-- RECORDED DATA follows --

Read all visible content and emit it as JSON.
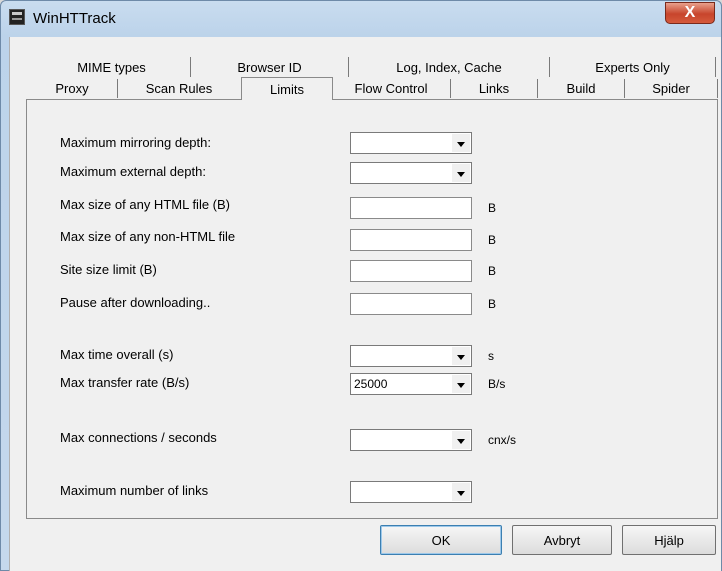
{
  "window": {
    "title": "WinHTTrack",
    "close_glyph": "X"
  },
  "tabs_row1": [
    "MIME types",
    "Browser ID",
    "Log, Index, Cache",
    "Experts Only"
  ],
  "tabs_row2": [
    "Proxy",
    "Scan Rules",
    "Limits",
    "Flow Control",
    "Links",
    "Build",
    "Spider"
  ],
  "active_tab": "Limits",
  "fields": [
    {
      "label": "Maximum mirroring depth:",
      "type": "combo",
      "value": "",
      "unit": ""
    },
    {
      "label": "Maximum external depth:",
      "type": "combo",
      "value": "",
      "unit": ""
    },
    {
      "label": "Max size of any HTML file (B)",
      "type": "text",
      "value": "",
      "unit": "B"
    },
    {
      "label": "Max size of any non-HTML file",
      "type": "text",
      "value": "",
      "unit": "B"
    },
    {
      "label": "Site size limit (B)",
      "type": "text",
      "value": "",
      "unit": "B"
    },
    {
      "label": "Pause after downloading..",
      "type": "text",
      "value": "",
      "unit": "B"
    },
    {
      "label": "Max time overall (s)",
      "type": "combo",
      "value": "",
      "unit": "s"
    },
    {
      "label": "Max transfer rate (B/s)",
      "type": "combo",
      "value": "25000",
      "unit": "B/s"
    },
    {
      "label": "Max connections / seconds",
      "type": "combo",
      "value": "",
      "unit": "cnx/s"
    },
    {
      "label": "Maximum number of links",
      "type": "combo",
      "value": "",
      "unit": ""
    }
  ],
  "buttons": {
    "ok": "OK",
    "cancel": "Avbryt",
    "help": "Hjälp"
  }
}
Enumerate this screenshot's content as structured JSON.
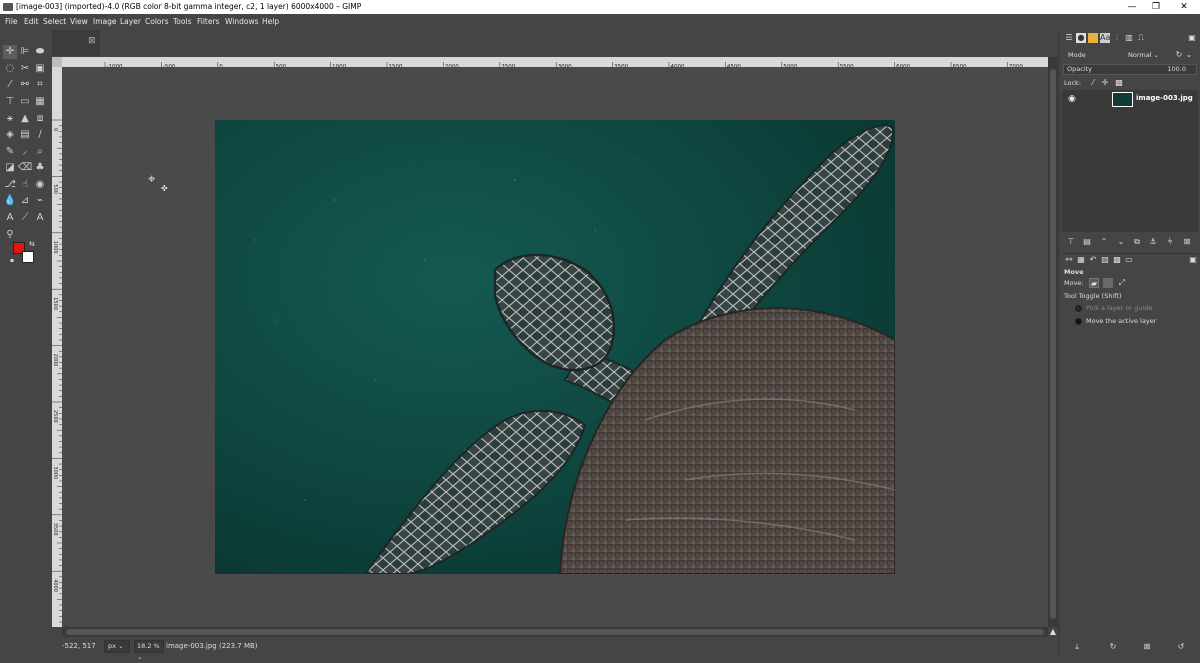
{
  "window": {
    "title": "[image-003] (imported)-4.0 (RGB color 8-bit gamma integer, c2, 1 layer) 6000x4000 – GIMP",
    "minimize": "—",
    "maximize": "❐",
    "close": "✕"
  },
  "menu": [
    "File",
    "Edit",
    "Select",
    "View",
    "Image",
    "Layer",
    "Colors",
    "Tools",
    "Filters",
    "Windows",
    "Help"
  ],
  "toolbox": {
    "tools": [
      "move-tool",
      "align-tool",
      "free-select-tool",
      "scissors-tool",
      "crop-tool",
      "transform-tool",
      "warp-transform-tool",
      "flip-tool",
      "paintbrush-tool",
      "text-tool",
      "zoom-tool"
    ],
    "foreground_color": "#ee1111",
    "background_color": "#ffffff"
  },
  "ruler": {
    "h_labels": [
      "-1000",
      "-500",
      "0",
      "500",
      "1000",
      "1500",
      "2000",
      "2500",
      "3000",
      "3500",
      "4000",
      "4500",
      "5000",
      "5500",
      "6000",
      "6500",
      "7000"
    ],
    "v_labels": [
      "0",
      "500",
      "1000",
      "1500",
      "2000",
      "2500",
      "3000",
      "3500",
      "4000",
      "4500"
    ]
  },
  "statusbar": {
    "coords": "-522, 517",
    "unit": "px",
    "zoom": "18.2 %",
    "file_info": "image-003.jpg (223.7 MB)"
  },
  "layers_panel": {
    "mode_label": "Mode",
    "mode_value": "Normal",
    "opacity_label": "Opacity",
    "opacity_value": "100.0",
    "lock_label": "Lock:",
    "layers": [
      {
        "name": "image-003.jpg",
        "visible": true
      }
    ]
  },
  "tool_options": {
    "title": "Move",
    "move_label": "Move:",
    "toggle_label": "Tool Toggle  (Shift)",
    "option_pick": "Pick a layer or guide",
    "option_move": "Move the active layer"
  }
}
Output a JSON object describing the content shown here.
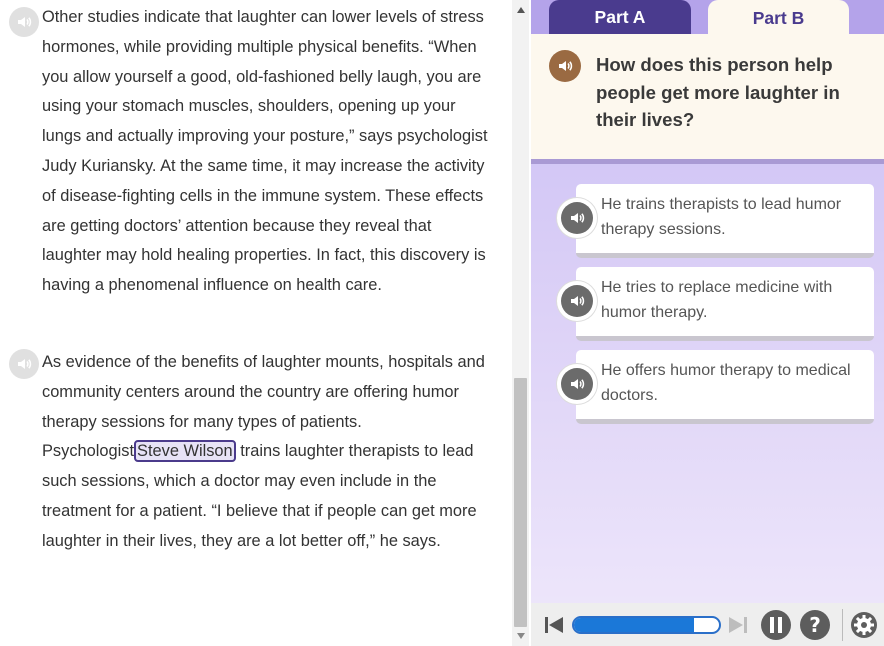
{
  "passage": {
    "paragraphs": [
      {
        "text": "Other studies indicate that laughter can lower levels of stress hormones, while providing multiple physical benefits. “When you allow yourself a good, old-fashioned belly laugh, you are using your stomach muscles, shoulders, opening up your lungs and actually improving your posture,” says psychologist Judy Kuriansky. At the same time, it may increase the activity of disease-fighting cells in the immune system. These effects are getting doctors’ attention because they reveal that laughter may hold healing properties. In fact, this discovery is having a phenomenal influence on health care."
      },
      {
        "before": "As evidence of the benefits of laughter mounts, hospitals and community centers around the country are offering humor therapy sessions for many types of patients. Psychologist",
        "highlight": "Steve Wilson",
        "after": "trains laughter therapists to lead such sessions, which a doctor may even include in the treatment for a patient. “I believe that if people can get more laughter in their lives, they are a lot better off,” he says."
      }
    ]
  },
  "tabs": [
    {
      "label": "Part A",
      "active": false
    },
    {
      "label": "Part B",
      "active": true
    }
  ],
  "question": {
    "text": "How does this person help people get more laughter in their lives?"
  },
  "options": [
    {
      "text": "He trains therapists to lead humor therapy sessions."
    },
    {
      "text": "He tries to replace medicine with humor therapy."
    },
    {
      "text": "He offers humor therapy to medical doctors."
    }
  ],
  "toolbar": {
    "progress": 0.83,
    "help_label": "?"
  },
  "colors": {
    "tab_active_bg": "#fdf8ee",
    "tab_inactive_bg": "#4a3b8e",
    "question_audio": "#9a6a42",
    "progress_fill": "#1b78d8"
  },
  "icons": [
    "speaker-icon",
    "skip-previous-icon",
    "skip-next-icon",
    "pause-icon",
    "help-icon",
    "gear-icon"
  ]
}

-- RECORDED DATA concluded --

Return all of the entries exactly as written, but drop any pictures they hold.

Read all visible content and emit it as JSON.
{
  "window": {
    "title": "WinHTTrack",
    "close_glyph": "X"
  },
  "tabs_row1": [
    "MIME types",
    "Browser ID",
    "Log, Index, Cache",
    "Experts Only"
  ],
  "tabs_row2": [
    "Proxy",
    "Scan Rules",
    "Limits",
    "Flow Control",
    "Links",
    "Build",
    "Spider"
  ],
  "active_tab": "Limits",
  "fields": [
    {
      "label": "Maximum mirroring depth:",
      "type": "combo",
      "value": "",
      "unit": ""
    },
    {
      "label": "Maximum external depth:",
      "type": "combo",
      "value": "",
      "unit": ""
    },
    {
      "label": "Max size of any HTML file (B)",
      "type": "text",
      "value": "",
      "unit": "B"
    },
    {
      "label": "Max size of any non-HTML file",
      "type": "text",
      "value": "",
      "unit": "B"
    },
    {
      "label": "Site size limit (B)",
      "type": "text",
      "value": "",
      "unit": "B"
    },
    {
      "label": "Pause after downloading..",
      "type": "text",
      "value": "",
      "unit": "B"
    },
    {
      "label": "Max time overall (s)",
      "type": "combo",
      "value": "",
      "unit": "s"
    },
    {
      "label": "Max transfer rate (B/s)",
      "type": "combo",
      "value": "25000",
      "unit": "B/s"
    },
    {
      "label": "Max connections / seconds",
      "type": "combo",
      "value": "",
      "unit": "cnx/s"
    },
    {
      "label": "Maximum number of links",
      "type": "combo",
      "value": "",
      "unit": ""
    }
  ],
  "buttons": {
    "ok": "OK",
    "cancel": "Avbryt",
    "help": "Hjälp"
  }
}
Enumerate this screenshot's content as structured JSON.
{
  "window": {
    "title": "[image-003] (imported)-4.0 (RGB color 8-bit gamma integer, c2, 1 layer) 6000x4000 – GIMP",
    "minimize": "—",
    "maximize": "❐",
    "close": "✕"
  },
  "menu": [
    "File",
    "Edit",
    "Select",
    "View",
    "Image",
    "Layer",
    "Colors",
    "Tools",
    "Filters",
    "Windows",
    "Help"
  ],
  "toolbox": {
    "tools": [
      "move-tool",
      "align-tool",
      "free-select-tool",
      "scissors-tool",
      "crop-tool",
      "transform-tool",
      "warp-transform-tool",
      "flip-tool",
      "paintbrush-tool",
      "text-tool",
      "zoom-tool"
    ],
    "foreground_color": "#ee1111",
    "background_color": "#ffffff"
  },
  "ruler": {
    "h_labels": [
      "-1000",
      "-500",
      "0",
      "500",
      "1000",
      "1500",
      "2000",
      "2500",
      "3000",
      "3500",
      "4000",
      "4500",
      "5000",
      "5500",
      "6000",
      "6500",
      "7000"
    ],
    "v_labels": [
      "0",
      "500",
      "1000",
      "1500",
      "2000",
      "2500",
      "3000",
      "3500",
      "4000",
      "4500"
    ]
  },
  "statusbar": {
    "coords": "-522, 517",
    "unit": "px",
    "zoom": "18.2 %",
    "file_info": "image-003.jpg (223.7 MB)"
  },
  "layers_panel": {
    "mode_label": "Mode",
    "mode_value": "Normal",
    "opacity_label": "Opacity",
    "opacity_value": "100.0",
    "lock_label": "Lock:",
    "layers": [
      {
        "name": "image-003.jpg",
        "visible": true
      }
    ]
  },
  "tool_options": {
    "title": "Move",
    "move_label": "Move:",
    "toggle_label": "Tool Toggle  (Shift)",
    "option_pick": "Pick a layer or guide",
    "option_move": "Move the active layer"
  }
}
Output a JSON object describing the content shown here.
{
  "passage": {
    "paragraphs": [
      {
        "text": "Other studies indicate that laughter can lower levels of stress hormones, while providing multiple physical benefits. “When you allow yourself a good, old-fashioned belly laugh, you are using your stomach muscles, shoulders, opening up your lungs and actually improving your posture,” says psychologist Judy Kuriansky. At the same time, it may increase the activity of disease-fighting cells in the immune system. These effects are getting doctors’ attention because they reveal that laughter may hold healing properties. In fact, this discovery is having a phenomenal influence on health care."
      },
      {
        "before": "As evidence of the benefits of laughter mounts, hospitals and community centers around the country are offering humor therapy sessions for many types of patients. Psychologist",
        "highlight": "Steve Wilson",
        "after": "trains laughter therapists to lead such sessions, which a doctor may even include in the treatment for a patient. “I believe that if people can get more laughter in their lives, they are a lot better off,” he says."
      }
    ]
  },
  "tabs": [
    {
      "label": "Part A",
      "active": false
    },
    {
      "label": "Part B",
      "active": true
    }
  ],
  "question": {
    "text": "How does this person help people get more laughter in their lives?"
  },
  "options": [
    {
      "text": "He trains therapists to lead humor therapy sessions."
    },
    {
      "text": "He tries to replace medicine with humor therapy."
    },
    {
      "text": "He offers humor therapy to medical doctors."
    }
  ],
  "toolbar": {
    "progress": 0.83,
    "help_label": "?"
  },
  "colors": {
    "tab_active_bg": "#fdf8ee",
    "tab_inactive_bg": "#4a3b8e",
    "question_audio": "#9a6a42",
    "progress_fill": "#1b78d8"
  },
  "icons": [
    "speaker-icon",
    "skip-previous-icon",
    "skip-next-icon",
    "pause-icon",
    "help-icon",
    "gear-icon"
  ]
}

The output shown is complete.